(Element data from apps and pages)
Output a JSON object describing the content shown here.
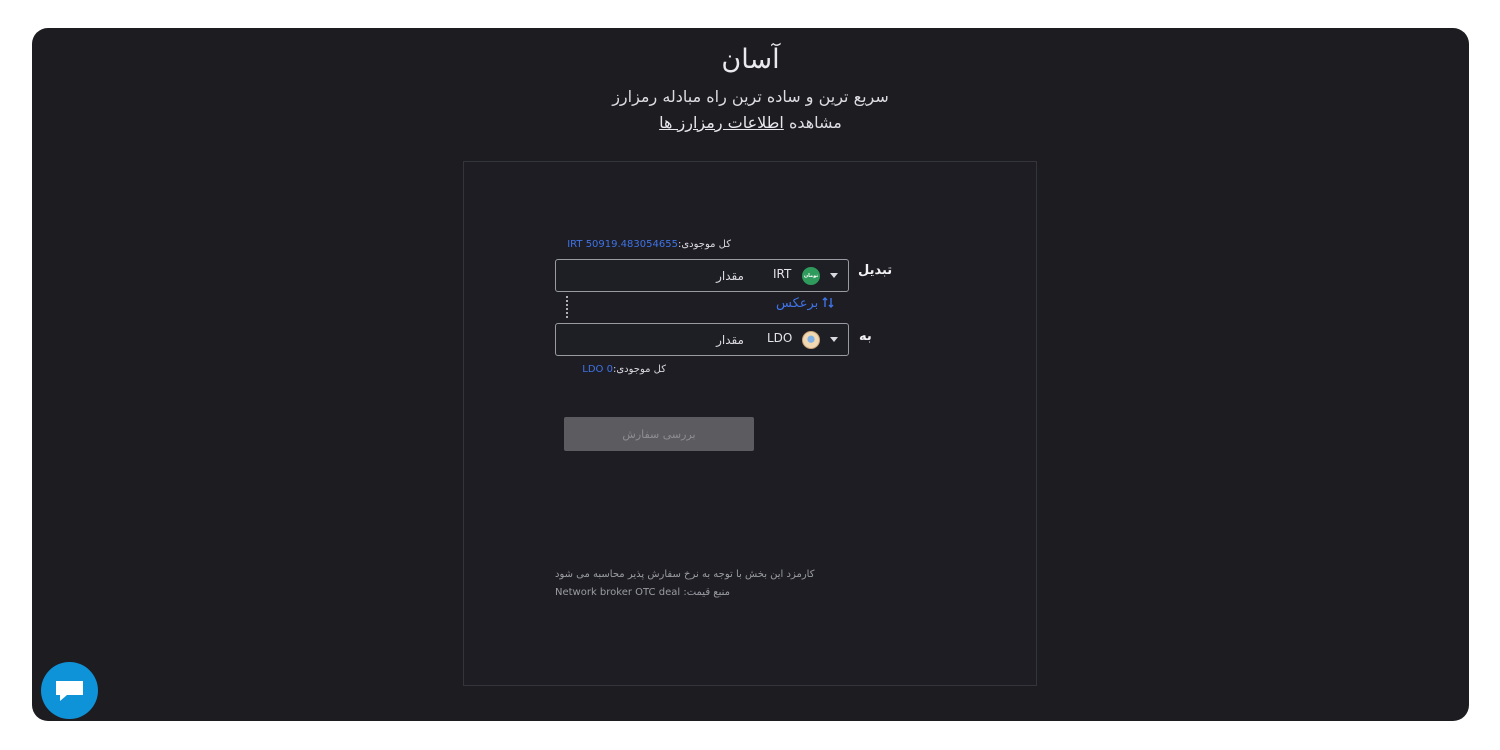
{
  "hero": {
    "title": "آسان",
    "subtitle": "سریع ترین و ساده ترین راه مبادله رمزارز",
    "view_prefix": "مشاهده",
    "view_link": "اطلاعات رمزارز ها"
  },
  "exchange": {
    "from": {
      "label": "تبدیل",
      "currency": "IRT",
      "coin_icon_text": "تومان",
      "amount_placeholder": "مقدار",
      "balance_label": "کل موجودی:",
      "balance_value": "IRT 50919.483054655"
    },
    "reverse_label": "برعکس",
    "to": {
      "label": "به",
      "currency": "LDO",
      "amount_placeholder": "مقدار",
      "balance_label": "کل موجودی:",
      "balance_value": "LDO 0"
    },
    "review_button": "بررسی سفارش",
    "fee_note": "کارمزد این بخش با توجه به نرخ سفارش پذیر محاسبه می شود",
    "price_source_label": "منبع قیمت:",
    "price_source_value": "Network broker OTC deal"
  },
  "icons": {
    "dropdown": "caret-down-icon",
    "swap": "swap-arrows-icon",
    "chat": "chat-bubble-icon"
  },
  "colors": {
    "panel_bg": "#1c1c21",
    "accent_blue": "#3f73e6",
    "chat_button": "#0f93d8",
    "toman_coin": "#2e9a5c"
  }
}
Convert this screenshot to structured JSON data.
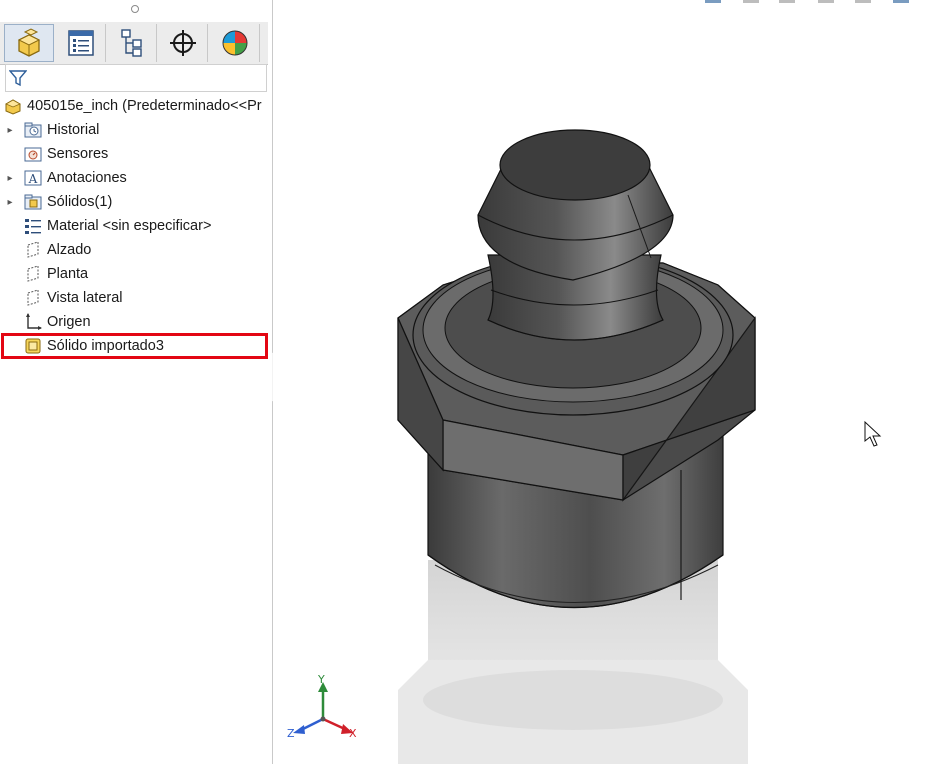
{
  "tabs": [
    {
      "icon": "part-feature-manager-icon",
      "label": ""
    },
    {
      "icon": "property-manager-icon",
      "label": ""
    },
    {
      "icon": "configuration-manager-icon",
      "label": ""
    },
    {
      "icon": "dimxpert-manager-icon",
      "label": ""
    },
    {
      "icon": "display-manager-icon",
      "label": ""
    }
  ],
  "tree": {
    "root": "405015e_inch  (Predeterminado<<Pr",
    "items": [
      {
        "label": "Historial",
        "icon": "history-folder-icon",
        "expandable": true
      },
      {
        "label": "Sensores",
        "icon": "sensors-icon",
        "expandable": false
      },
      {
        "label": "Anotaciones",
        "icon": "annotations-icon",
        "expandable": true
      },
      {
        "label": "Sólidos(1)",
        "icon": "solid-bodies-icon",
        "expandable": true
      },
      {
        "label": "Material <sin especificar>",
        "icon": "material-icon",
        "expandable": false
      },
      {
        "label": "Alzado",
        "icon": "plane-icon",
        "expandable": false
      },
      {
        "label": "Planta",
        "icon": "plane-icon",
        "expandable": false
      },
      {
        "label": "Vista lateral",
        "icon": "plane-icon",
        "expandable": false
      },
      {
        "label": "Origen",
        "icon": "origin-icon",
        "expandable": false
      },
      {
        "label": "Sólido importado3",
        "icon": "imported-body-icon",
        "expandable": false
      }
    ]
  },
  "triad": {
    "x": "X",
    "y": "Y",
    "z": "Z"
  },
  "colors": {
    "highlight": "#e30613",
    "x_axis": "#d0202a",
    "y_axis": "#2e8b3a",
    "z_axis": "#2f5fd0",
    "model": "#5a5a5a"
  }
}
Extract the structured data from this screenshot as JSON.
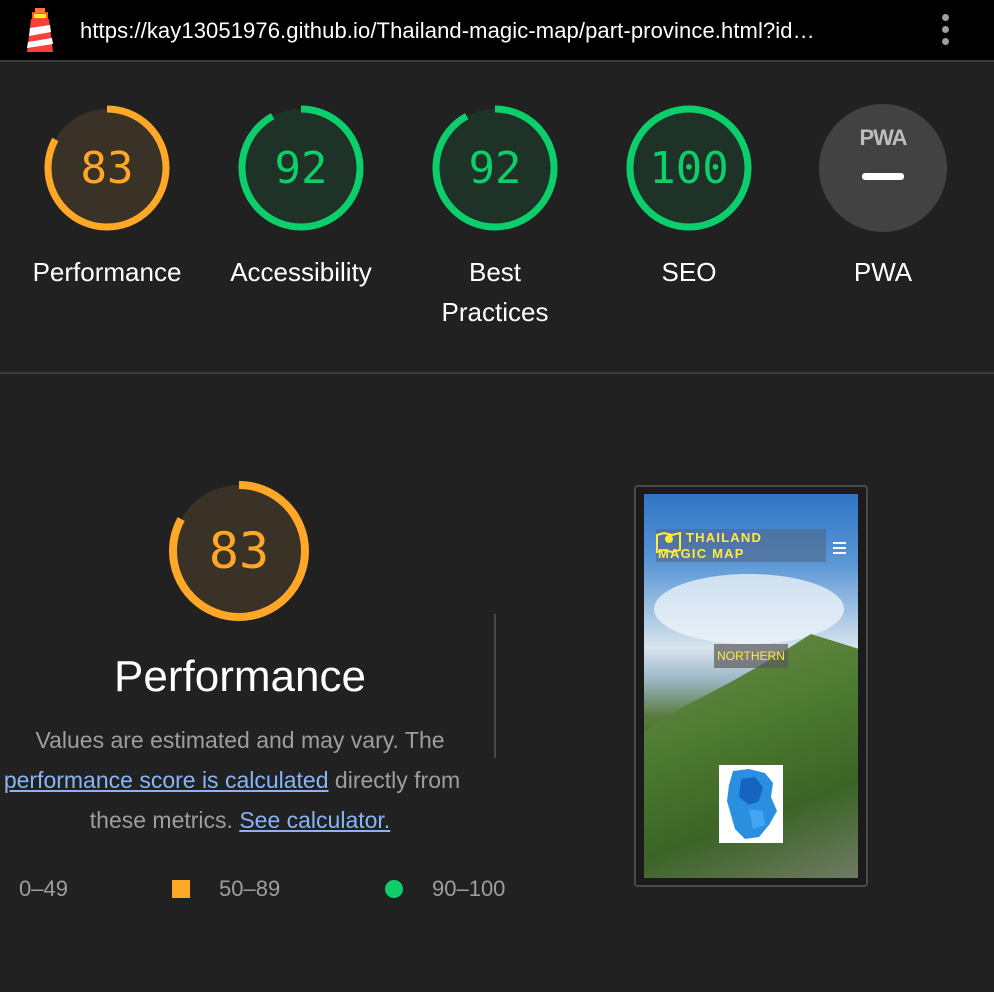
{
  "browser": {
    "url": "https://kay13051976.github.io/Thailand-magic-map/part-province.html?id…"
  },
  "categories": [
    {
      "label": "Performance",
      "score": "83",
      "value": 0.83,
      "status": "average"
    },
    {
      "label": "Accessibility",
      "score": "92",
      "value": 0.92,
      "status": "pass"
    },
    {
      "label": "Best Practices",
      "score": "92",
      "value": 0.92,
      "status": "pass"
    },
    {
      "label": "SEO",
      "score": "100",
      "value": 1.0,
      "status": "pass"
    },
    {
      "label": "PWA",
      "score": "",
      "status": "not-applicable"
    }
  ],
  "pwa_badge": "PWA",
  "performance": {
    "score": "83",
    "value": 0.83,
    "title": "Performance",
    "desc_line1": "Values are estimated and may vary. The",
    "desc_link": "performance score is calculated",
    "desc_line2_rest": " directly from",
    "desc_line3": "these metrics. ",
    "calculator_link": "See calculator."
  },
  "legend": [
    {
      "range": "0–49",
      "color": "#ff4e42",
      "shape": "triangle"
    },
    {
      "range": "50–89",
      "color": "#ffa726",
      "shape": "square"
    },
    {
      "range": "90–100",
      "color": "#0cce6b",
      "shape": "circle"
    }
  ],
  "screenshot": {
    "brand_line1": "THAILAND",
    "brand_line2": "MAGIC MAP",
    "region": "NORTHERN"
  },
  "colors": {
    "average": "#ffa726",
    "pass": "#0cce6b",
    "fail": "#ff4e42",
    "link": "#8ab4f8",
    "background": "#212121"
  },
  "icons": [
    "lighthouse-icon",
    "more-vert-icon",
    "pwa-dash-icon",
    "map-pin-icon",
    "hamburger-icon"
  ]
}
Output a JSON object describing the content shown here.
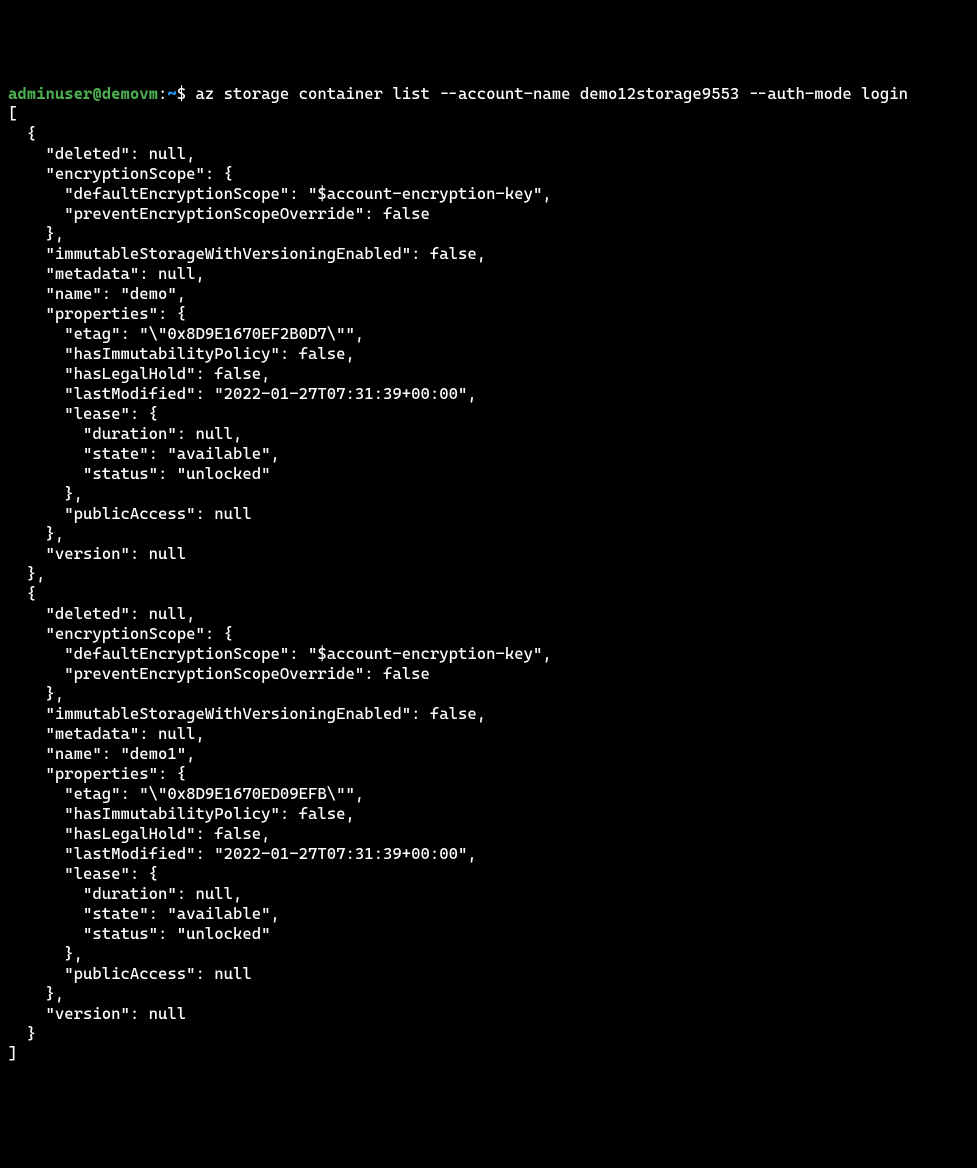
{
  "prompt": {
    "user": "adminuser",
    "at": "@",
    "host": "demovm",
    "colon": ":",
    "path": "~",
    "dollar": "$"
  },
  "command": " az storage container list --account-name demo12storage9553 --auth-mode login",
  "output": "[\n  {\n    \"deleted\": null,\n    \"encryptionScope\": {\n      \"defaultEncryptionScope\": \"$account-encryption-key\",\n      \"preventEncryptionScopeOverride\": false\n    },\n    \"immutableStorageWithVersioningEnabled\": false,\n    \"metadata\": null,\n    \"name\": \"demo\",\n    \"properties\": {\n      \"etag\": \"\\\"0x8D9E1670EF2B0D7\\\"\",\n      \"hasImmutabilityPolicy\": false,\n      \"hasLegalHold\": false,\n      \"lastModified\": \"2022-01-27T07:31:39+00:00\",\n      \"lease\": {\n        \"duration\": null,\n        \"state\": \"available\",\n        \"status\": \"unlocked\"\n      },\n      \"publicAccess\": null\n    },\n    \"version\": null\n  },\n  {\n    \"deleted\": null,\n    \"encryptionScope\": {\n      \"defaultEncryptionScope\": \"$account-encryption-key\",\n      \"preventEncryptionScopeOverride\": false\n    },\n    \"immutableStorageWithVersioningEnabled\": false,\n    \"metadata\": null,\n    \"name\": \"demo1\",\n    \"properties\": {\n      \"etag\": \"\\\"0x8D9E1670ED09EFB\\\"\",\n      \"hasImmutabilityPolicy\": false,\n      \"hasLegalHold\": false,\n      \"lastModified\": \"2022-01-27T07:31:39+00:00\",\n      \"lease\": {\n        \"duration\": null,\n        \"state\": \"available\",\n        \"status\": \"unlocked\"\n      },\n      \"publicAccess\": null\n    },\n    \"version\": null\n  }\n]",
  "json_data": [
    {
      "deleted": null,
      "encryptionScope": {
        "defaultEncryptionScope": "$account-encryption-key",
        "preventEncryptionScopeOverride": false
      },
      "immutableStorageWithVersioningEnabled": false,
      "metadata": null,
      "name": "demo",
      "properties": {
        "etag": "\"0x8D9E1670EF2B0D7\"",
        "hasImmutabilityPolicy": false,
        "hasLegalHold": false,
        "lastModified": "2022-01-27T07:31:39+00:00",
        "lease": {
          "duration": null,
          "state": "available",
          "status": "unlocked"
        },
        "publicAccess": null
      },
      "version": null
    },
    {
      "deleted": null,
      "encryptionScope": {
        "defaultEncryptionScope": "$account-encryption-key",
        "preventEncryptionScopeOverride": false
      },
      "immutableStorageWithVersioningEnabled": false,
      "metadata": null,
      "name": "demo1",
      "properties": {
        "etag": "\"0x8D9E1670ED09EFB\"",
        "hasImmutabilityPolicy": false,
        "hasLegalHold": false,
        "lastModified": "2022-01-27T07:31:39+00:00",
        "lease": {
          "duration": null,
          "state": "available",
          "status": "unlocked"
        },
        "publicAccess": null
      },
      "version": null
    }
  ]
}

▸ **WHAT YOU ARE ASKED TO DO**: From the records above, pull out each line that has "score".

▸ **RESULT OF THIS EXERCISE**:
      "score": "83",
      "score": "92",
      "score": "92",
      "score": "100",
      "score": "",
    "score": "83",
    "desc_link": "performance score is calculated",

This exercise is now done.